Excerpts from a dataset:
════════

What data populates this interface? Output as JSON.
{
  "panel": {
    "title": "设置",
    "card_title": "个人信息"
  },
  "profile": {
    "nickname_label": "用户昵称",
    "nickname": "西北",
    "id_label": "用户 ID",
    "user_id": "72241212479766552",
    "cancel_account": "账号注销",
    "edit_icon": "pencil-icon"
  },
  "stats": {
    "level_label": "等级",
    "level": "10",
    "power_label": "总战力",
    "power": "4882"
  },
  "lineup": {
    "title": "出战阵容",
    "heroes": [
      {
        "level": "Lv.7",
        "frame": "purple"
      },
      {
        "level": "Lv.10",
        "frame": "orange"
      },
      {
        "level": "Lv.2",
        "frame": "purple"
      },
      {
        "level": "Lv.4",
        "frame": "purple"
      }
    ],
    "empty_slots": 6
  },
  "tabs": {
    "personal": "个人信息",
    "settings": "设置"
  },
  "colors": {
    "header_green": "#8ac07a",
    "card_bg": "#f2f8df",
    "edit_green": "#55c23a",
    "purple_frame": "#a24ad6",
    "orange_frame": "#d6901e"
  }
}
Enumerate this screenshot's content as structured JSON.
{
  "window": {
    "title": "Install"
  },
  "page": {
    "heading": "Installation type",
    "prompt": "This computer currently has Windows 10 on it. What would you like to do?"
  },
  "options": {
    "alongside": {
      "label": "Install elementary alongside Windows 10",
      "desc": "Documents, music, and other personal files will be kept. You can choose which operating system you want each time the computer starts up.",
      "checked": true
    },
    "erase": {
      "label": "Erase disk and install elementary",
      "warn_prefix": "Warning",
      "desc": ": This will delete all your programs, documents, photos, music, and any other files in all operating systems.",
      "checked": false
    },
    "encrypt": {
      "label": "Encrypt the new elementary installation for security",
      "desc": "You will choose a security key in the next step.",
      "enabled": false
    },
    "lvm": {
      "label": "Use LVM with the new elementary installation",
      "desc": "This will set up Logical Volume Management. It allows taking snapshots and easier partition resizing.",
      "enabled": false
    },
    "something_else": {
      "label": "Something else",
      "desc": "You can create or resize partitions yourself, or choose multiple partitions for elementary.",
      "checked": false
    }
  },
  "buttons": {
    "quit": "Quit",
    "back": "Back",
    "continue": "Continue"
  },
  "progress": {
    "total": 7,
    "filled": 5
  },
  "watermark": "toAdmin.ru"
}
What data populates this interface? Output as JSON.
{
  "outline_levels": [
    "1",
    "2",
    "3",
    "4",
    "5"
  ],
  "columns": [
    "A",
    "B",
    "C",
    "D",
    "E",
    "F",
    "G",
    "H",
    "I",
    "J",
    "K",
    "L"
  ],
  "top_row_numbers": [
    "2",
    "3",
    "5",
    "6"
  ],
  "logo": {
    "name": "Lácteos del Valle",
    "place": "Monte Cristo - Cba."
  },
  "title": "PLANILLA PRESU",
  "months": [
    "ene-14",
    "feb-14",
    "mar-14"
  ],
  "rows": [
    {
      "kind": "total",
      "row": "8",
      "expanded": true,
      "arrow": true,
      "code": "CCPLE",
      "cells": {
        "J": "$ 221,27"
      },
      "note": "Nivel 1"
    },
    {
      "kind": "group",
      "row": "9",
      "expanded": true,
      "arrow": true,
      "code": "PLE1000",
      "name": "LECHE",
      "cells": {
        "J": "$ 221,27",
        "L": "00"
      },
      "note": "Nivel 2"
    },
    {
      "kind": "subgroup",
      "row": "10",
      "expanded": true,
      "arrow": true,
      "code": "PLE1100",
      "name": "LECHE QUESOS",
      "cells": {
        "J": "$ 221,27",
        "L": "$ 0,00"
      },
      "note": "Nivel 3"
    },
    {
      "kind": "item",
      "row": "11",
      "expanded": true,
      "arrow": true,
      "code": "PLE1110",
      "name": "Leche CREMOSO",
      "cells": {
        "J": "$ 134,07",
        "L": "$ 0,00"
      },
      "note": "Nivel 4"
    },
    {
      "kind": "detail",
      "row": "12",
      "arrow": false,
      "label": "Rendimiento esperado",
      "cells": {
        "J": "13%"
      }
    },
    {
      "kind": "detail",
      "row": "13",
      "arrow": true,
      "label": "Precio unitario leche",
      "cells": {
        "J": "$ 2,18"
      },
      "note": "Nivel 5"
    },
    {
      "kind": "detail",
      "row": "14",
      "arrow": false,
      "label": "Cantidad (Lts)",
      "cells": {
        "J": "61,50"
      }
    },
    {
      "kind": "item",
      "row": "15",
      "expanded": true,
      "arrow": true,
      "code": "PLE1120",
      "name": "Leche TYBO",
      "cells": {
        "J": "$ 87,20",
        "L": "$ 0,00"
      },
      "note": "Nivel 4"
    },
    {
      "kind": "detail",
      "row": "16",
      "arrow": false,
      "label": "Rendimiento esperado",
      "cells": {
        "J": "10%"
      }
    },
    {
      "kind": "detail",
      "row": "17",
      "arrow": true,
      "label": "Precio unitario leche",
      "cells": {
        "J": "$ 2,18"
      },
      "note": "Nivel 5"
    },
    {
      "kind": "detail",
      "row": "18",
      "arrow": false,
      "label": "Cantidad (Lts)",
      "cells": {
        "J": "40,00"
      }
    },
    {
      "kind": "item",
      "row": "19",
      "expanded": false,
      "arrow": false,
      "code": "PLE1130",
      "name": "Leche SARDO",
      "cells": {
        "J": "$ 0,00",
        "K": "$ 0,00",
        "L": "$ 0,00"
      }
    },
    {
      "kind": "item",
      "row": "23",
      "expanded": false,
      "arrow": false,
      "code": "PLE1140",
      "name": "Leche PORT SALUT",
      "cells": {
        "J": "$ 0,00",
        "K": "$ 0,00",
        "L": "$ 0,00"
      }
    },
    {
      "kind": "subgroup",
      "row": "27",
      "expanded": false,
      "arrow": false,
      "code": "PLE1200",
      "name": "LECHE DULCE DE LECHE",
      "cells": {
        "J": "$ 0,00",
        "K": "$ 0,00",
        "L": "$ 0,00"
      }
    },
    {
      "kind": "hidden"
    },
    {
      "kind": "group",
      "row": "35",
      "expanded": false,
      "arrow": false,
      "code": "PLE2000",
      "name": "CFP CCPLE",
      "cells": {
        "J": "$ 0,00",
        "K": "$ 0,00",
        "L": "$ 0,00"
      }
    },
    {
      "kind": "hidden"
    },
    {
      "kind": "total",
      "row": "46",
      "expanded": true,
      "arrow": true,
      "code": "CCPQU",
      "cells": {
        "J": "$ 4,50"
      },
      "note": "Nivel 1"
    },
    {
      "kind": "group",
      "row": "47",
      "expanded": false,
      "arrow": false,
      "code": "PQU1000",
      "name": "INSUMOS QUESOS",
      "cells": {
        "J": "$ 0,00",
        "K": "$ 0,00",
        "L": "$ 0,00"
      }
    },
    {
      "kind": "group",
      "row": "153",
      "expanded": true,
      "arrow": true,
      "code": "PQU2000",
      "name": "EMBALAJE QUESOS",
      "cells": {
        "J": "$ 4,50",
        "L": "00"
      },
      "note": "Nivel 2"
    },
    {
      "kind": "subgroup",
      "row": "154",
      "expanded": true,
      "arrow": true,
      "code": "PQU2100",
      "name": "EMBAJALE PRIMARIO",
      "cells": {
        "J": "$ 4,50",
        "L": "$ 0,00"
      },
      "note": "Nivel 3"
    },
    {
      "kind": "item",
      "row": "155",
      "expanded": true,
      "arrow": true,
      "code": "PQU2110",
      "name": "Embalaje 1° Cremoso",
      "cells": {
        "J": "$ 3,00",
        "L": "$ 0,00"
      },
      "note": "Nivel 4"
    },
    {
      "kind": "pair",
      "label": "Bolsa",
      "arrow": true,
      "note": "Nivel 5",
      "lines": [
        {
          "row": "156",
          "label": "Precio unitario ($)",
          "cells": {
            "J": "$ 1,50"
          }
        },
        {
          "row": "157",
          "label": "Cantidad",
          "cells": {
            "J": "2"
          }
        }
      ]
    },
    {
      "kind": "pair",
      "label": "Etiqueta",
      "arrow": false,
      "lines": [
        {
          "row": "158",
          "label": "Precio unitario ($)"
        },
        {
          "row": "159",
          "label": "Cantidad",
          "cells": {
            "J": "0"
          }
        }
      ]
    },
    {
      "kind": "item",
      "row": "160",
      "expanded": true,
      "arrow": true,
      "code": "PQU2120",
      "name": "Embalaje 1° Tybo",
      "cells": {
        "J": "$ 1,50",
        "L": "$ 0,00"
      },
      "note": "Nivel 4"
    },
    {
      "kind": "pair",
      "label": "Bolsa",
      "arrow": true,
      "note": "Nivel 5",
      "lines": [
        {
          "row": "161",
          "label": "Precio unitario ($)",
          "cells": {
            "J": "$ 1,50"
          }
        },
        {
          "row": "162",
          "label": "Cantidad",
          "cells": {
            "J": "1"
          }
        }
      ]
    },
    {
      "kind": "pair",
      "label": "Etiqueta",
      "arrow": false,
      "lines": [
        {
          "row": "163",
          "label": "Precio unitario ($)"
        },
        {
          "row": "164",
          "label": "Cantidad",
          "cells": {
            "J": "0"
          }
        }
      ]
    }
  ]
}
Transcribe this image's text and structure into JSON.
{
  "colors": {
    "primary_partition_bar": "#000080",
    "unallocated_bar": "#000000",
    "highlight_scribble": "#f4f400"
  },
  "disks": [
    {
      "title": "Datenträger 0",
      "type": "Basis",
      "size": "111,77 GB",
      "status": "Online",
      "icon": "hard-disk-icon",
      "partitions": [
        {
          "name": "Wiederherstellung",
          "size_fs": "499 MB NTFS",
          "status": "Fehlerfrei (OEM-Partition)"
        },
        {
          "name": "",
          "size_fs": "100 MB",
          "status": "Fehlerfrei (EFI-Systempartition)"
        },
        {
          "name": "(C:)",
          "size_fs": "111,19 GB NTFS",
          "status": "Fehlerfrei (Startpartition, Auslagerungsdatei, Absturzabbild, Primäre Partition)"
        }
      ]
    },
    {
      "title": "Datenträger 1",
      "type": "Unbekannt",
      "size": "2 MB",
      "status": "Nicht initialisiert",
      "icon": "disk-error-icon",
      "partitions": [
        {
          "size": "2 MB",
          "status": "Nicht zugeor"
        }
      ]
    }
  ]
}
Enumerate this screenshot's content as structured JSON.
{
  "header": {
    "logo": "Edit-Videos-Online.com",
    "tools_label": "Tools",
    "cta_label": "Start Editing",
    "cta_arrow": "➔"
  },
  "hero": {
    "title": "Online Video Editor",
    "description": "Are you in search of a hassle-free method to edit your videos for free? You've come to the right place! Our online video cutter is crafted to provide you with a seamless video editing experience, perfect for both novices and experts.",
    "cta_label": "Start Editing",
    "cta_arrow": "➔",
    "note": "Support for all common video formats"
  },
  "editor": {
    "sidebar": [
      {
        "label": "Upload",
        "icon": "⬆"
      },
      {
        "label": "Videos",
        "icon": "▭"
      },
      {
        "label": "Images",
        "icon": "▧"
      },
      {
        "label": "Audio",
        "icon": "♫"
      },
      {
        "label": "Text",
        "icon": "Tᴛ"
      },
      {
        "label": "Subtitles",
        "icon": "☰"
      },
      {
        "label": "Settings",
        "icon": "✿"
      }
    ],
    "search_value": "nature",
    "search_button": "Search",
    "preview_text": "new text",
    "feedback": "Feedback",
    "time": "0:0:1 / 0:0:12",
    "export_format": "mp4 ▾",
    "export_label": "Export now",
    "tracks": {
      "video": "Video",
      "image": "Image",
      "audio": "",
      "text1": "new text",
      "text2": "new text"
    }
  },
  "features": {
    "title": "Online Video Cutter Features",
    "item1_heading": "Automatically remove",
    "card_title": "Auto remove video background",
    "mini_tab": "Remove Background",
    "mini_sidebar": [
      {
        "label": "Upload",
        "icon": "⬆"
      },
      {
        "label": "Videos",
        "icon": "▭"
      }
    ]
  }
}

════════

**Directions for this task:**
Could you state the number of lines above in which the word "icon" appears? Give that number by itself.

**Response to the task:**
12